1168 miles! That’s the number of miles FCC’s own Sheryl Webb drove in 2011 for Faith in Action. Primarily, she has driven elderly people to doctor’s appointments and for specific treatments. These folks are members of our community who cannot drive themselves and lack family to do so. They need more than a ride; they often need someone to give them an arm to lean on as they walk to the car and a hand to hold as they wait at an appointment. Sheryl has provided all these things as a Faith in Action volunteer.
During worship services, you may have heard me mention Faith in Action, one of the ministries of our church. First Christian helped start FIA back in the early 1990’s to organize volunteer caregivers for people with HIV/AIDS in our community. Over time, the county health department took over that role (FCC’s own Kelly Kibirige is the HIV/AIDS nurse for Buchannan County and would be glad to talk with you about volunteering). Faith in Action evolved into an organization that helped people with a variety of medical conditions through volunteers coordinated by Heartland Hospital. Eventually, Heartland and area churches decided that needs could be better met if the churches made this ministry their own.
In 2008, I was a part of the reorganization of Faith in Action and today I serve as chairperson of its governing board. Although FIA still receives some support from the Heartland Foundation (free office space at Hope House, etc.) and some logistical support from Heartland Hospital (IT support, etc.), the organization is governed and financially supported by St. Joseph churches. First Christian is one of them. Rather than being a non-profit organization, FIA is a coalition of 29 churches and organizations that provide volunteers to help low-income people (often seniors and disabled people without family support) in a variety of ways. If St. Joseph churches choose not to make FIA happen, it simply disappears.

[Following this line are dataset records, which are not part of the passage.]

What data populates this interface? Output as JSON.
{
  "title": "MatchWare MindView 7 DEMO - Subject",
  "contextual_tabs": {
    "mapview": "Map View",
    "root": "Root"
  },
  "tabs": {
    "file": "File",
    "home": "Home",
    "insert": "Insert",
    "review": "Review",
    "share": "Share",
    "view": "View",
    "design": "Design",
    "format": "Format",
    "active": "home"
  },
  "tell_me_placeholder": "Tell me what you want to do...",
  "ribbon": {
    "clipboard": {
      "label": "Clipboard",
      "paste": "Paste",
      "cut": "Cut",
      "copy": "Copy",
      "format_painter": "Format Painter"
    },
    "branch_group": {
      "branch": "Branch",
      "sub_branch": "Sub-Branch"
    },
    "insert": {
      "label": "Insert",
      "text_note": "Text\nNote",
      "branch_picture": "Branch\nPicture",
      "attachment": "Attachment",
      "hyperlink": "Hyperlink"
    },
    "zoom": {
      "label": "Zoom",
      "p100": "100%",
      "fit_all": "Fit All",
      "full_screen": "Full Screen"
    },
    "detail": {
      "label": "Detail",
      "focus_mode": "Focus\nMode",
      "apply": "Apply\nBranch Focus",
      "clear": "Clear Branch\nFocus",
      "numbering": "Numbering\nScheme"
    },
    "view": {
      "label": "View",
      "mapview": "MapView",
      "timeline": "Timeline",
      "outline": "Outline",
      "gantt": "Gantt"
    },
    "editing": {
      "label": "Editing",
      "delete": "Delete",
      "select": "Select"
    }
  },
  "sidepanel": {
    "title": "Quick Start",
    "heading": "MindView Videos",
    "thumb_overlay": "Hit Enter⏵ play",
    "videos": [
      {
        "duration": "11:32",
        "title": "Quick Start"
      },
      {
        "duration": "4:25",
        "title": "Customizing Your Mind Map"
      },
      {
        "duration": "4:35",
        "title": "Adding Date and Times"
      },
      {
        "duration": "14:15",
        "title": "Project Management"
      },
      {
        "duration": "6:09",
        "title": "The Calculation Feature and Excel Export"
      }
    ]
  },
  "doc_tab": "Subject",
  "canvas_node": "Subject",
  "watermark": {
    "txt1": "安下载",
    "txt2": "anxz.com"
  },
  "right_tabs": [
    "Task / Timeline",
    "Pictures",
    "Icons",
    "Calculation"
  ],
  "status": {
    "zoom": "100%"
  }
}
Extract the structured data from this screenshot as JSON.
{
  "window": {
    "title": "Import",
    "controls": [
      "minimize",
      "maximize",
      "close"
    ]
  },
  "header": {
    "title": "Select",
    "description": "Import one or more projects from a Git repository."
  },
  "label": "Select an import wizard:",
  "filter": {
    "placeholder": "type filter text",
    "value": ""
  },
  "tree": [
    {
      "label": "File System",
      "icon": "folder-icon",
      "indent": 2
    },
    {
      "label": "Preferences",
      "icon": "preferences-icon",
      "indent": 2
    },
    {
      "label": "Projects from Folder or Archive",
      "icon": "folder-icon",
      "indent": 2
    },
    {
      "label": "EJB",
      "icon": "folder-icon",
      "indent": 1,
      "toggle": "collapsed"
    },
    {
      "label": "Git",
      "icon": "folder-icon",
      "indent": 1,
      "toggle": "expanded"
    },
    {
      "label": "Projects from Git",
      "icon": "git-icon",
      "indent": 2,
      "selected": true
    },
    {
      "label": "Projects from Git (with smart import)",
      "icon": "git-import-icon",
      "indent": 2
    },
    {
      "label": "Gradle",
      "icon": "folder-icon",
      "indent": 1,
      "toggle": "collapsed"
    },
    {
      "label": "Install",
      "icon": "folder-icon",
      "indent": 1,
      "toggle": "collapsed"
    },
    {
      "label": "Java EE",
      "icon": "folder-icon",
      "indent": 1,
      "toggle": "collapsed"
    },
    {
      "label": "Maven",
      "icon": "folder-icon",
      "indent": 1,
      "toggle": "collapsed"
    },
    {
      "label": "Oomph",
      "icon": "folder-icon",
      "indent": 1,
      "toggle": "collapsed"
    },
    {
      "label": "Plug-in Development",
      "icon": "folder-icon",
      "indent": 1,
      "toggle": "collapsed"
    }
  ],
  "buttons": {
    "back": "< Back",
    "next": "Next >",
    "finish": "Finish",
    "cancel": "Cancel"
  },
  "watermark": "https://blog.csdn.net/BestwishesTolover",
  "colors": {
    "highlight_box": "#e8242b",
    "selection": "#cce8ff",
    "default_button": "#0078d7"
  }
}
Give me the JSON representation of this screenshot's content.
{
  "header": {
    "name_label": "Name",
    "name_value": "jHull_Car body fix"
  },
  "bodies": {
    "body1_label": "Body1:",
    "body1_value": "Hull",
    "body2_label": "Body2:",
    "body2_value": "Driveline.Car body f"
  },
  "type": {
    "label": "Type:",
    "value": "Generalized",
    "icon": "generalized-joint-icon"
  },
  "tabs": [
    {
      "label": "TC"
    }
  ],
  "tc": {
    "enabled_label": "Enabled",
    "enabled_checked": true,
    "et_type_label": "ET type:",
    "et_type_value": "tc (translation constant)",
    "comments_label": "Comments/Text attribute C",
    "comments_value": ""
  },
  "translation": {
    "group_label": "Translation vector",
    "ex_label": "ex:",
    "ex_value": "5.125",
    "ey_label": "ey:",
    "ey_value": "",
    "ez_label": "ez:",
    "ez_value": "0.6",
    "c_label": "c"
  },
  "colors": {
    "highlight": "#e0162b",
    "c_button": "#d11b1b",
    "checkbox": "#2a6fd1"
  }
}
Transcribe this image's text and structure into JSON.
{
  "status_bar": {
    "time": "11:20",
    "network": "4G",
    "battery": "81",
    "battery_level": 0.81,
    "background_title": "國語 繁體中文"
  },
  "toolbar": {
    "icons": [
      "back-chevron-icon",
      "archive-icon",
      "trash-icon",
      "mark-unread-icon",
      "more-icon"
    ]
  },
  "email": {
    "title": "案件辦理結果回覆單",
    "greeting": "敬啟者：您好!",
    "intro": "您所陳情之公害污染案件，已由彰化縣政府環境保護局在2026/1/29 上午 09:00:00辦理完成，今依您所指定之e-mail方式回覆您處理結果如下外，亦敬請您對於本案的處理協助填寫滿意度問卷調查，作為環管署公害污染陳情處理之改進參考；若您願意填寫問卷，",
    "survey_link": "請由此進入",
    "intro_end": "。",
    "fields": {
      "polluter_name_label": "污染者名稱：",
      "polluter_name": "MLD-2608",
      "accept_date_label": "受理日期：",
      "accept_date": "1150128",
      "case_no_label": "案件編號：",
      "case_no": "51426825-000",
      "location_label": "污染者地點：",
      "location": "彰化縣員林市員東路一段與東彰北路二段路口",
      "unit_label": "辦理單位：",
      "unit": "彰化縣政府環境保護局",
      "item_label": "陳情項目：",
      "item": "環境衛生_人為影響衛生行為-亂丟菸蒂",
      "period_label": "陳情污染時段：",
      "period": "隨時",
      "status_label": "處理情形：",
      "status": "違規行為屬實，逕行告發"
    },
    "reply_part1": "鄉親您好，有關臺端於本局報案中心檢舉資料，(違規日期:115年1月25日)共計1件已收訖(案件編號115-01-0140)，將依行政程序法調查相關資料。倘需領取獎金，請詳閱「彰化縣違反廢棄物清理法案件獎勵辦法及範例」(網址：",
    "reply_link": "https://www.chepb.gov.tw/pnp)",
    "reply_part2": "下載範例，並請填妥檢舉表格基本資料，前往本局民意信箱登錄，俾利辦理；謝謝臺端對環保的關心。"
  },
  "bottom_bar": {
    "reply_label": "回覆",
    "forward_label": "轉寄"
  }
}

A great thing about FIA is its diversity. Member churches include Roman Catholic, mainline Protestant and evangelical Protestant ones. FIA churches come from downtown, southside, northside and the east side of town. Each church provides volunteers who provide ministry to people through transportation to doctor visits, building wheelchair ramps, minor home repair, phone calls to seniors living alone and many other ways. Here are some highlights from the wonderful work done by FIA over the last year:
- 2,235 Volunteer Hours
- 12,122 Volunteer Miles driven
- 875 rides provided
- 7 wheelchair ramps built
- Numerous home repairs: new handrails, a screened-in porch, storm doors, kitchen cabinets, fixing a leaky roof and weatherizing windows
During these difficult economic times, FIA helps people who would otherwise not be helped. The clients helped are often referred by social service agencies that for one reason or another cannot provide what is needed. These folks would fall through the cracks without the volunteers from St. Joe churches. An important by-product of the work of FIA volunteers is that low-income seniors who do not have support from family are able to live independently in their own homes rather than facing the choice of moving into a care center or possibly becoming homeless.
I am very grateful to Melissa Miles who took on the role of First Christian’s FIA team leader. She is the one to talk to about volunteering with FIA. If you can drive, call a lonely senior once a week on the phone, drop off food from Second Harvest, perform minor home repairs or do yard work, you can volunteer for FIA. Is God calling you to serve by putting your faith into action?
Grace and Peace,